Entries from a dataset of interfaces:
++++++++

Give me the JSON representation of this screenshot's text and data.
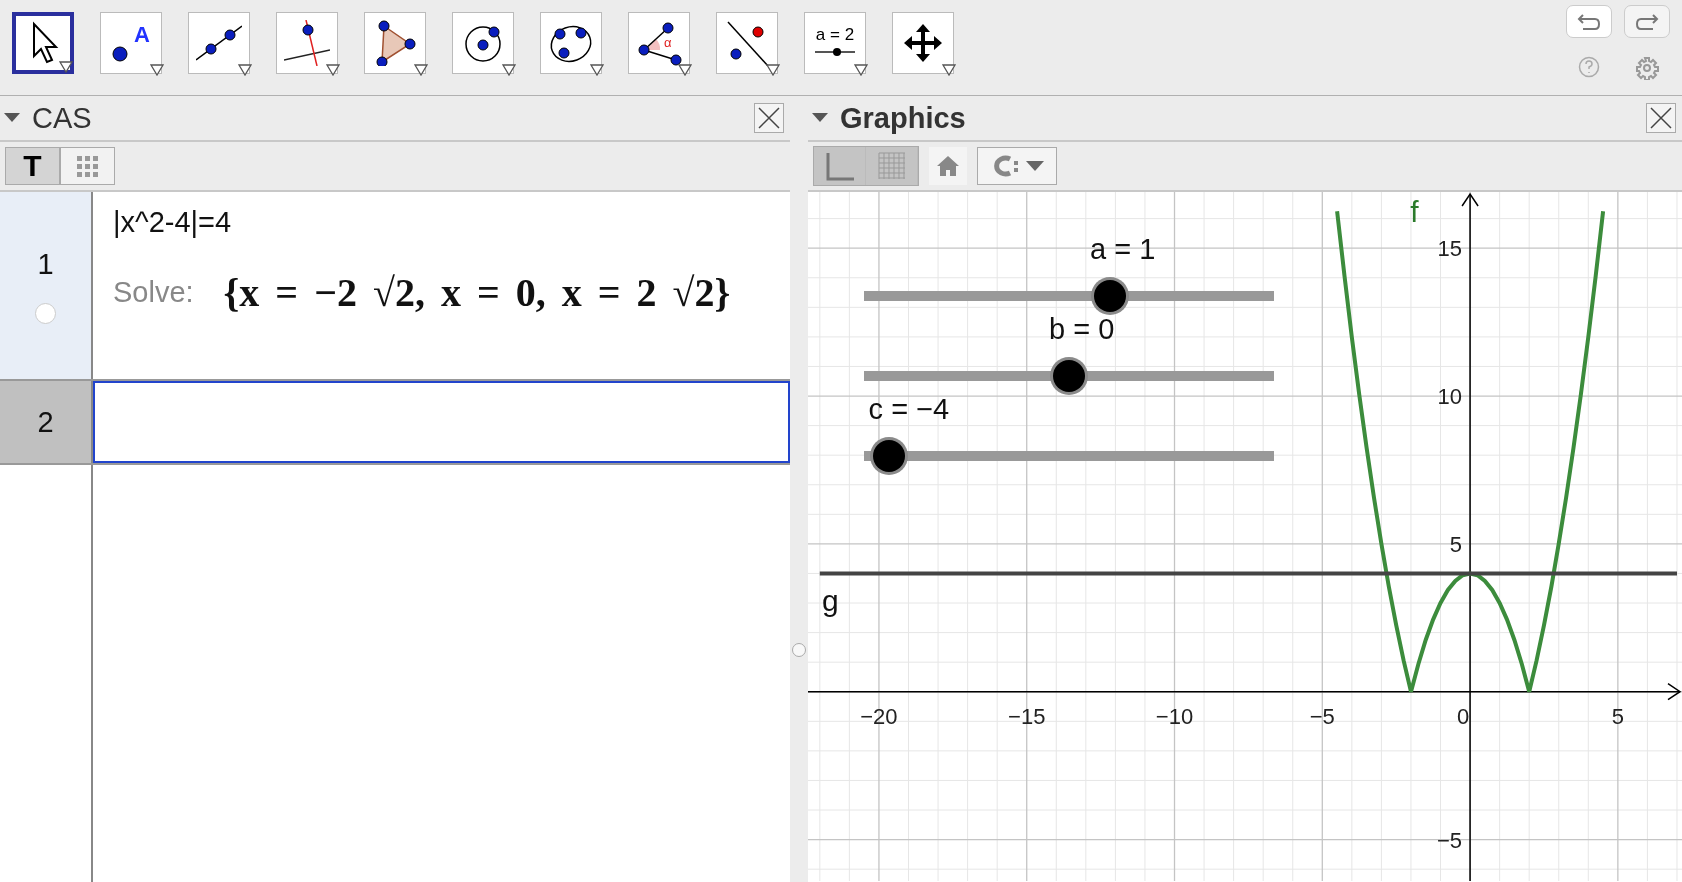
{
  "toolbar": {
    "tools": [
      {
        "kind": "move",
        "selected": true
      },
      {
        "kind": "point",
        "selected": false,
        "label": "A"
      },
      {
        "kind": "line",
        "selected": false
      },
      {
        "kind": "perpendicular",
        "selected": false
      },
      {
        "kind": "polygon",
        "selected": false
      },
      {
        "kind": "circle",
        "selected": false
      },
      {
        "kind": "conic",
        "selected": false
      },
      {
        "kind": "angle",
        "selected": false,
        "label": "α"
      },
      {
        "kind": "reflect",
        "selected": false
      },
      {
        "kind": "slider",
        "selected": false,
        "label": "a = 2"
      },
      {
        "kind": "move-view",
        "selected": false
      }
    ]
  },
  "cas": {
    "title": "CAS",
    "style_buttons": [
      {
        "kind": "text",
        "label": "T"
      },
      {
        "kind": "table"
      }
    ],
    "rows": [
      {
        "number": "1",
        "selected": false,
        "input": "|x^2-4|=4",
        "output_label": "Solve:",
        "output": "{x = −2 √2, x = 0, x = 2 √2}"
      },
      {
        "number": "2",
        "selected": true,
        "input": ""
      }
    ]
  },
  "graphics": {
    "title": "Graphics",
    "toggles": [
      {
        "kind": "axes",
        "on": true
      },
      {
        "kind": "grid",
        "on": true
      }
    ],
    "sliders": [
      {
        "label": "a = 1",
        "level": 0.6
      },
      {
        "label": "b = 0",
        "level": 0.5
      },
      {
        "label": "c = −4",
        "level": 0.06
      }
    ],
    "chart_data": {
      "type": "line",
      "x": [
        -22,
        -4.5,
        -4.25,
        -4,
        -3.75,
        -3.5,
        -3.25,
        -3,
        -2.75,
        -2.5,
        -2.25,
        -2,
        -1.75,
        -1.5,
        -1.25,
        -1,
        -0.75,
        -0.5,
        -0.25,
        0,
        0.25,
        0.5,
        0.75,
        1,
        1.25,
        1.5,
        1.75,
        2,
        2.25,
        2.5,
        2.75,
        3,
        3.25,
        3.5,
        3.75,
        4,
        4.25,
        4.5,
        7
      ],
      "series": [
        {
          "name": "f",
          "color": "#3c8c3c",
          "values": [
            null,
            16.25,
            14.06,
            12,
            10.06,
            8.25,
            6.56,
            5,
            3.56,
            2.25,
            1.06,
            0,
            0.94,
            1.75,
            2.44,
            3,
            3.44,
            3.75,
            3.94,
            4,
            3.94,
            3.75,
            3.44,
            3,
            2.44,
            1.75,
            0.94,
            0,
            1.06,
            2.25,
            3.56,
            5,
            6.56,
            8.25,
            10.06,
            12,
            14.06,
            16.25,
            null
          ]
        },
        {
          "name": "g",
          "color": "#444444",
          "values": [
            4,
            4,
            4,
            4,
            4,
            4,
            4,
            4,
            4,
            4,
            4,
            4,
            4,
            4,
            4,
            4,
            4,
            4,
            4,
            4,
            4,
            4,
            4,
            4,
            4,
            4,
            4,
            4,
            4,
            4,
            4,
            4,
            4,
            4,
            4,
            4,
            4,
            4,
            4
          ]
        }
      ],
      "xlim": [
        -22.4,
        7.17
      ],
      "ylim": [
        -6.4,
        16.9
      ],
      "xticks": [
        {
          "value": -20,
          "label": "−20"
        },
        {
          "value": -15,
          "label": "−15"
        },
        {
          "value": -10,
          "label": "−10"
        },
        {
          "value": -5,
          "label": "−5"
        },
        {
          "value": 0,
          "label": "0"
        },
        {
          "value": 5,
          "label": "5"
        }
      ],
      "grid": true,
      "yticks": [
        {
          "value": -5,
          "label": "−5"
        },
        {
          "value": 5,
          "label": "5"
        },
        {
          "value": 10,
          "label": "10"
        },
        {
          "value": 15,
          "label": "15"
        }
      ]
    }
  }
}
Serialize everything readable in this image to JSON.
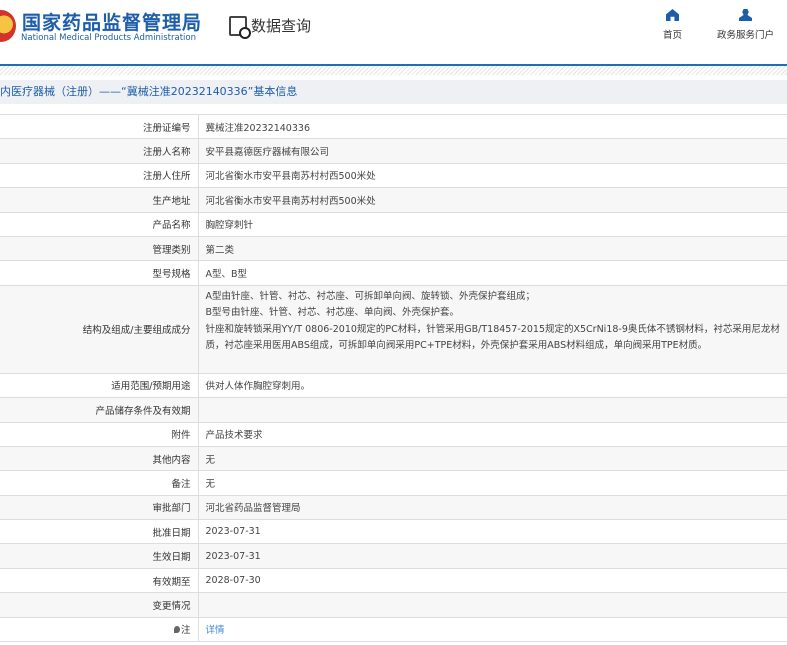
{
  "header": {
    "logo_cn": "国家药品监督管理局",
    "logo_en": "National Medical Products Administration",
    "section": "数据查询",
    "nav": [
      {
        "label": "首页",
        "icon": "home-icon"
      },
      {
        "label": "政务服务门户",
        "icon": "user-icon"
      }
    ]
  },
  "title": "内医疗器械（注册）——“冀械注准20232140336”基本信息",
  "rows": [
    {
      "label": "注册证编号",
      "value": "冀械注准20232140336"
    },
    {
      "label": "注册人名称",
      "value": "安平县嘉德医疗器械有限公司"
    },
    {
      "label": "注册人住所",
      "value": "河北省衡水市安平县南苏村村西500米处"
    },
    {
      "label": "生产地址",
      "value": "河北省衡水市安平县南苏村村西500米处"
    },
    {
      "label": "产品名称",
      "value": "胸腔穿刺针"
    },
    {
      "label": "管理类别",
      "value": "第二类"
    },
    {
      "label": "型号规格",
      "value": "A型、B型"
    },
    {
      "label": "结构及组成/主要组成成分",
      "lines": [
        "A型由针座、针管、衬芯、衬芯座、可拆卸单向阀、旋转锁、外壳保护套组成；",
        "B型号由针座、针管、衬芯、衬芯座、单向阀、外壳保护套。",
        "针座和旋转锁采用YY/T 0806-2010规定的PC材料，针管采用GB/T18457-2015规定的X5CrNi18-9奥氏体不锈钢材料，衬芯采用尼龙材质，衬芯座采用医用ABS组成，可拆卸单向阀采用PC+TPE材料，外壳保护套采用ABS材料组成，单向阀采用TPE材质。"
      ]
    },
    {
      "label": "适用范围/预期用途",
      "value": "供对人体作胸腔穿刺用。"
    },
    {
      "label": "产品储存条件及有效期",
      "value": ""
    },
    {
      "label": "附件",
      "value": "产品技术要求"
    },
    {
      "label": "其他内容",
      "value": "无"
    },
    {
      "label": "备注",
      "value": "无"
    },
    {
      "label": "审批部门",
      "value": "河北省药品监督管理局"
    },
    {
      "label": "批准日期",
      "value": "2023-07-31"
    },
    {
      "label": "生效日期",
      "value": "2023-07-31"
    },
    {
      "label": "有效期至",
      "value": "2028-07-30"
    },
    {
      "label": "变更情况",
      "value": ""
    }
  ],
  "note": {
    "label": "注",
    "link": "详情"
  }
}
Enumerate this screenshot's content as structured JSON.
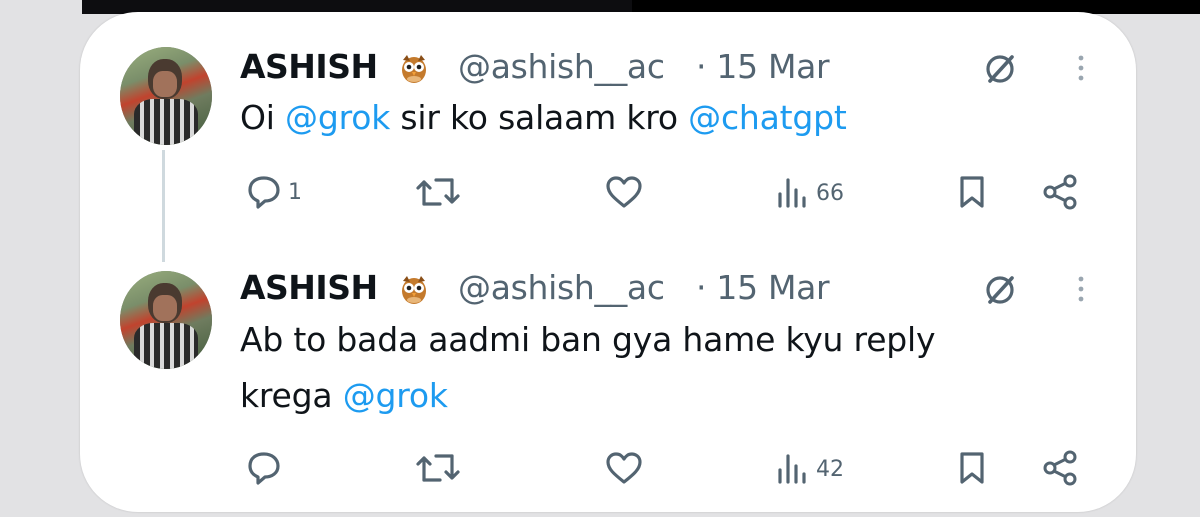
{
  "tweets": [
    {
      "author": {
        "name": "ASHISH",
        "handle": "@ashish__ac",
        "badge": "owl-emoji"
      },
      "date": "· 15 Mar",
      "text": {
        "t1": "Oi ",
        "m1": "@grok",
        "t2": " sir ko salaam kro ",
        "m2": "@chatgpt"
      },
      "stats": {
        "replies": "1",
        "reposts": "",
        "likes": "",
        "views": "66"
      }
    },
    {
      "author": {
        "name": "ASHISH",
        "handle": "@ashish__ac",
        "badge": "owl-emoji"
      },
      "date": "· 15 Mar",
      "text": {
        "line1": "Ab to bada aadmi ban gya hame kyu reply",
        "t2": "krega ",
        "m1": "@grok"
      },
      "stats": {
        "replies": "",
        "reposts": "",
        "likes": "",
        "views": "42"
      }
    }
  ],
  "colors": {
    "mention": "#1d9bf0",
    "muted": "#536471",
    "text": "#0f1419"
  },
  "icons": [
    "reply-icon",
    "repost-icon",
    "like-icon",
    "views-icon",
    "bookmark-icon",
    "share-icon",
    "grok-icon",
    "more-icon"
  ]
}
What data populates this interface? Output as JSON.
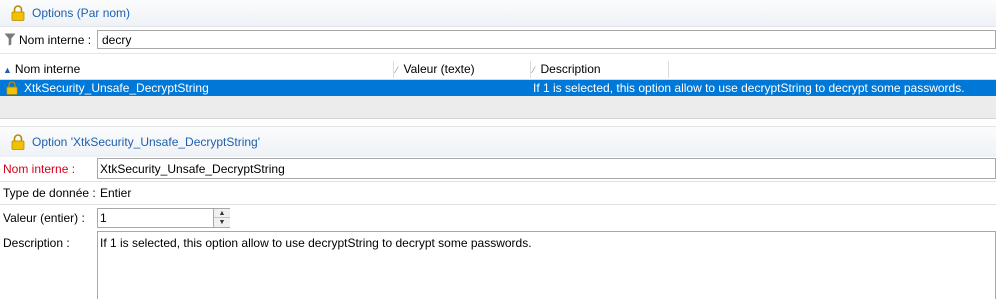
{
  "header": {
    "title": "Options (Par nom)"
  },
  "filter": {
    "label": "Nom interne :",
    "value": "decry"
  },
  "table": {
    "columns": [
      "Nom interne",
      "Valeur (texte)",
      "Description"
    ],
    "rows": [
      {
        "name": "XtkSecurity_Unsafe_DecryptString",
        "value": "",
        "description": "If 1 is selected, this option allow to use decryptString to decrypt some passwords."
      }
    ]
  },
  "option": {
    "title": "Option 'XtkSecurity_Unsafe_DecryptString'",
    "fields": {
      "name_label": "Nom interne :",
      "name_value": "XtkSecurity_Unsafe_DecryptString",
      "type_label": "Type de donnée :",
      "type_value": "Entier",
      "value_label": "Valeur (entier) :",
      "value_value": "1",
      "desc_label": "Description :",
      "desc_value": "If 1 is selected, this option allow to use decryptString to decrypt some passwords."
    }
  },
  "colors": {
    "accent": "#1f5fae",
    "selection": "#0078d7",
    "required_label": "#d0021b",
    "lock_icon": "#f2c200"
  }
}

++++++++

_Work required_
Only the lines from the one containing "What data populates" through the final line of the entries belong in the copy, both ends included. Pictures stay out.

_Task result_
What data populates this interface? Output as JSON.
{
  "header": {
    "title": "Options (Par nom)"
  },
  "filter": {
    "label": "Nom interne :",
    "value": "decry"
  },
  "table": {
    "columns": [
      "Nom interne",
      "Valeur (texte)",
      "Description"
    ],
    "rows": [
      {
        "name": "XtkSecurity_Unsafe_DecryptString",
        "value": "",
        "description": "If 1 is selected, this option allow to use decryptString to decrypt some passwords."
      }
    ]
  },
  "option": {
    "title": "Option 'XtkSecurity_Unsafe_DecryptString'",
    "fields": {
      "name_label": "Nom interne :",
      "name_value": "XtkSecurity_Unsafe_DecryptString",
      "type_label": "Type de donnée :",
      "type_value": "Entier",
      "value_label": "Valeur (entier) :",
      "value_value": "1",
      "desc_label": "Description :",
      "desc_value": "If 1 is selected, this option allow to use decryptString to decrypt some passwords."
    }
  },
  "colors": {
    "accent": "#1f5fae",
    "selection": "#0078d7",
    "required_label": "#d0021b",
    "lock_icon": "#f2c200"
  }
}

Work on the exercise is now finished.